What is expected:
Filter the listing below, please, and copy only the lines with the word "clear".

*** Data records ***

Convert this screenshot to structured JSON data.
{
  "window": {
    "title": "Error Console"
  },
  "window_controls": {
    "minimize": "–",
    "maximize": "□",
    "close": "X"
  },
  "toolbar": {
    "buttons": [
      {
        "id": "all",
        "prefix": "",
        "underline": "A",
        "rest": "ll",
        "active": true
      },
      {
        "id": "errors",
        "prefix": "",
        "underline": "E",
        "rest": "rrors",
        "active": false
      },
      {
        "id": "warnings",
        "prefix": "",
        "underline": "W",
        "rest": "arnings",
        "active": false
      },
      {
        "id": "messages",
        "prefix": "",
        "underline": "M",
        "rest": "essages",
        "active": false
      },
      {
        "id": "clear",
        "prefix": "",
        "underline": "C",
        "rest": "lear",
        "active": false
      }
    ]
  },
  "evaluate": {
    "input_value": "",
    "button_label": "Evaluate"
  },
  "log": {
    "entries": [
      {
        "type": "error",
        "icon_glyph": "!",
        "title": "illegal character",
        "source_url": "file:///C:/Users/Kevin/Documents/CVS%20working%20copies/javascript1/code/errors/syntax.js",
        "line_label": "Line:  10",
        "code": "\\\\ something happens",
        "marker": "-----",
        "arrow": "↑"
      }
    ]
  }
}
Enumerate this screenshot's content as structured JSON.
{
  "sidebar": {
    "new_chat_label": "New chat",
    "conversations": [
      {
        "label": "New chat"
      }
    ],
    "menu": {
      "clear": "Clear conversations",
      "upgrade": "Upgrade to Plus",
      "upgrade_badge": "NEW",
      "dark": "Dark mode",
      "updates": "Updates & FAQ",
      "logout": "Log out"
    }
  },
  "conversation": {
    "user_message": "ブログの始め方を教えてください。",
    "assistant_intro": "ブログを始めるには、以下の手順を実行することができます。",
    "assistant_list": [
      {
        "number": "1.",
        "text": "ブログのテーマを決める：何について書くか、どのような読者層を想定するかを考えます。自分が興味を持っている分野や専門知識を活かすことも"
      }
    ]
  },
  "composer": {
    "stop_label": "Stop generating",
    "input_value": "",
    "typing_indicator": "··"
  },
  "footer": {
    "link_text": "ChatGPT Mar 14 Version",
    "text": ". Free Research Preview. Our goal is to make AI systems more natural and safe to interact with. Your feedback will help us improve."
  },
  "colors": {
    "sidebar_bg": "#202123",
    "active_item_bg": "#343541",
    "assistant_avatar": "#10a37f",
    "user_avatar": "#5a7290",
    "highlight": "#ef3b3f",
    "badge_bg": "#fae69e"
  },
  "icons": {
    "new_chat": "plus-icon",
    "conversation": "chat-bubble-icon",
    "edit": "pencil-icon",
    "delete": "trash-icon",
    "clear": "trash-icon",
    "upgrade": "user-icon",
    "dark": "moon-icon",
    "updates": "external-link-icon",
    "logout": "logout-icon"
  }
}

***

Result for this exercise:
        "id": "clear",
      "clear": "Clear conversations",
    "clear": "trash-icon",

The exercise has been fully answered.